• **Problem**:
Every line holding the string "note" should be copied from the listing.

------ Data listing ------

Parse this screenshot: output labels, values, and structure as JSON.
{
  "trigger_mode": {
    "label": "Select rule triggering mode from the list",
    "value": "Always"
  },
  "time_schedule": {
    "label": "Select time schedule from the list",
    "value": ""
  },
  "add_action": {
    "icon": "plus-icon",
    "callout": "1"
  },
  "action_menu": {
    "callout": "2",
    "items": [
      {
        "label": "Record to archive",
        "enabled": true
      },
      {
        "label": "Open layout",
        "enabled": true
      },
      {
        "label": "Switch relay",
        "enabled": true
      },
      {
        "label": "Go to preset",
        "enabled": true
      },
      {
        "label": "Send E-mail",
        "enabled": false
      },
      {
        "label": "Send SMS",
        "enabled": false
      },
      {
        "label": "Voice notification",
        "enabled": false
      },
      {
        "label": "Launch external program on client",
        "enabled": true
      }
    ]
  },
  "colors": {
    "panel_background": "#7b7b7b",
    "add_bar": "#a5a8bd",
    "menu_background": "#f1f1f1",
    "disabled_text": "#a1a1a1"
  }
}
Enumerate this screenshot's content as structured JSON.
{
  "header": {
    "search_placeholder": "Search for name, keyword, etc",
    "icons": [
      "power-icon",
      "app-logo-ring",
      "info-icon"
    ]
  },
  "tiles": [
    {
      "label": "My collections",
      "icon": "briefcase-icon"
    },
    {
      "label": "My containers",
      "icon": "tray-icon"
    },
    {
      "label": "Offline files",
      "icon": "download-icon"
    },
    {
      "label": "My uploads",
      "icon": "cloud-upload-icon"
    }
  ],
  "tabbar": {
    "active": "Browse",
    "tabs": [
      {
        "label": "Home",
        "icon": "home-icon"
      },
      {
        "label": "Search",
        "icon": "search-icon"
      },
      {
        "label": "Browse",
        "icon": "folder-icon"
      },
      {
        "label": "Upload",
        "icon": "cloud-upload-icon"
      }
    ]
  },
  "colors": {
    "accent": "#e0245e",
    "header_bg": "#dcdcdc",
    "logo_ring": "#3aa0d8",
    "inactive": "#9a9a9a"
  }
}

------
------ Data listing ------

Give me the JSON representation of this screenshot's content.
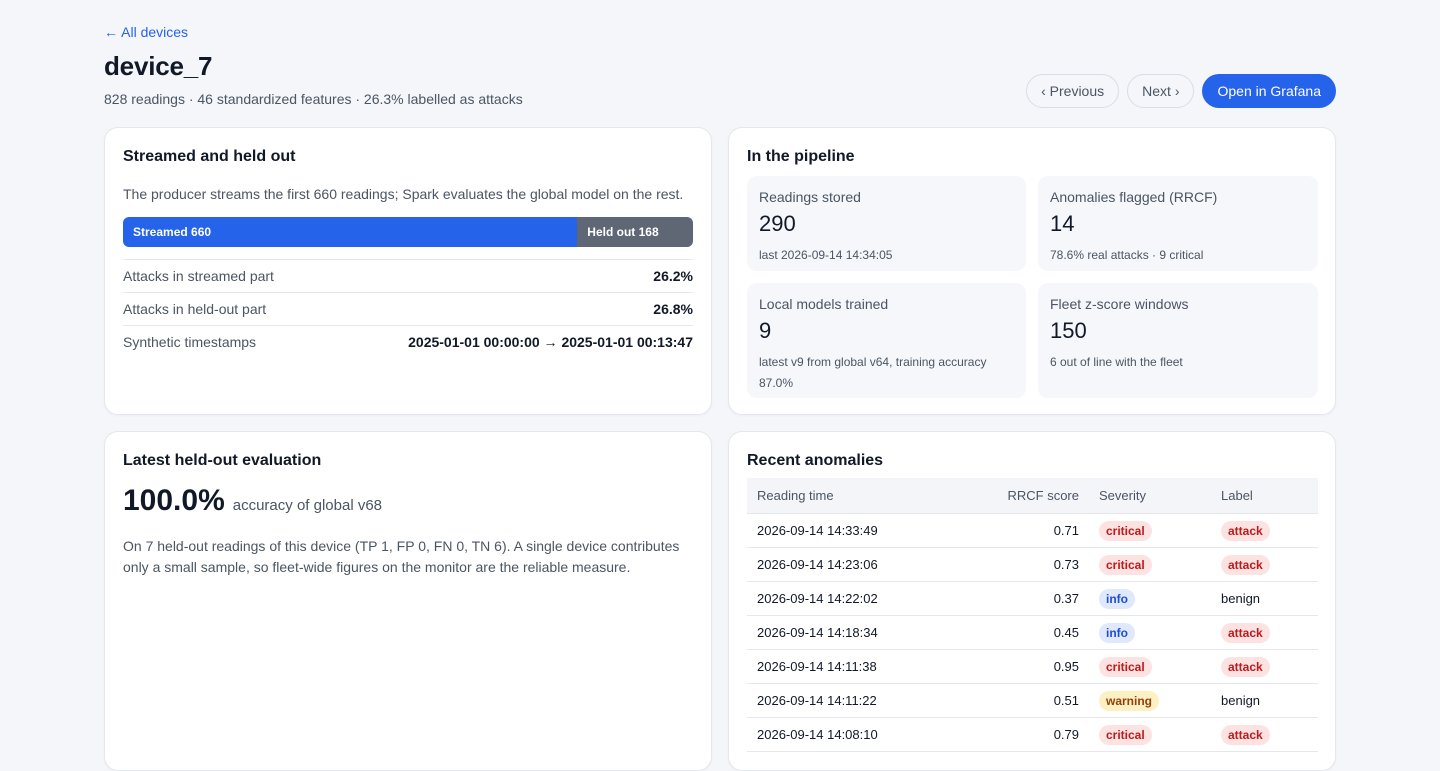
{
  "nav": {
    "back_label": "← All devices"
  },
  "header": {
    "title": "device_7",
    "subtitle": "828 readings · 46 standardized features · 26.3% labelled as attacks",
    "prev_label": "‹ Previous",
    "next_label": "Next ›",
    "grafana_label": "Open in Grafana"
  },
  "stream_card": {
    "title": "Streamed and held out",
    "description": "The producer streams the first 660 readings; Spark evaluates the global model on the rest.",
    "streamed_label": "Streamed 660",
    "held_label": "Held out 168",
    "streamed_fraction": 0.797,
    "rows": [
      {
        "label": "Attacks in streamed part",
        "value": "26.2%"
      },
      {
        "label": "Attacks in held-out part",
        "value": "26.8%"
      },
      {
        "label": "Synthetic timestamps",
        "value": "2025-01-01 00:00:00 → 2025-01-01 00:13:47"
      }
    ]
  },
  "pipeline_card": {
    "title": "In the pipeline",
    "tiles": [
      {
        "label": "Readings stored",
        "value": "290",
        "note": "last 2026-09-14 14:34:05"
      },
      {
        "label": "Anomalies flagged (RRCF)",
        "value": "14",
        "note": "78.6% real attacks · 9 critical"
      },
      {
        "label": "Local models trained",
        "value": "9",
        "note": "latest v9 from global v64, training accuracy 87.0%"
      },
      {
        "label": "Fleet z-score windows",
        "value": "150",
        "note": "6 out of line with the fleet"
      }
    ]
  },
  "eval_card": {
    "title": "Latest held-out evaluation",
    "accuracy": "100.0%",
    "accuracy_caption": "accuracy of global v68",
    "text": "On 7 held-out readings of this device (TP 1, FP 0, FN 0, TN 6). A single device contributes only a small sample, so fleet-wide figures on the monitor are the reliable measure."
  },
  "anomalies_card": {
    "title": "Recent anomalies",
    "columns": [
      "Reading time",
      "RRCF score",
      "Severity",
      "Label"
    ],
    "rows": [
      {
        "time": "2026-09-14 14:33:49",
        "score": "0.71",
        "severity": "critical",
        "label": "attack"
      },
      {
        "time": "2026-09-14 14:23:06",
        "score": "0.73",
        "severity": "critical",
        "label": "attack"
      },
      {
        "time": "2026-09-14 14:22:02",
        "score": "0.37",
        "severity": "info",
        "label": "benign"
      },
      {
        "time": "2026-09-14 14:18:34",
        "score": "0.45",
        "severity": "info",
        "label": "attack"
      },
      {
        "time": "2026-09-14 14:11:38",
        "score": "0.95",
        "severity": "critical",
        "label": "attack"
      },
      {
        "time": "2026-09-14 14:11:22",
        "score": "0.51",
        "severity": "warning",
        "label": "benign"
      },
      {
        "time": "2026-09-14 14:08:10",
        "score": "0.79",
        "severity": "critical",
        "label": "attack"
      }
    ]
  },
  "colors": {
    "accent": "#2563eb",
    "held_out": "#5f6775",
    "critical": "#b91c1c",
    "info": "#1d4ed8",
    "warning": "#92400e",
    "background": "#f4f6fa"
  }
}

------

• **Expected answer**:
        "note": "last 2026-09-14 14:34:05"
        "note": "78.6% real attacks · 9 critical"
        "note": "latest v9 from global v64, training accuracy 87.0%"
        "note": "6 out of line with the fleet"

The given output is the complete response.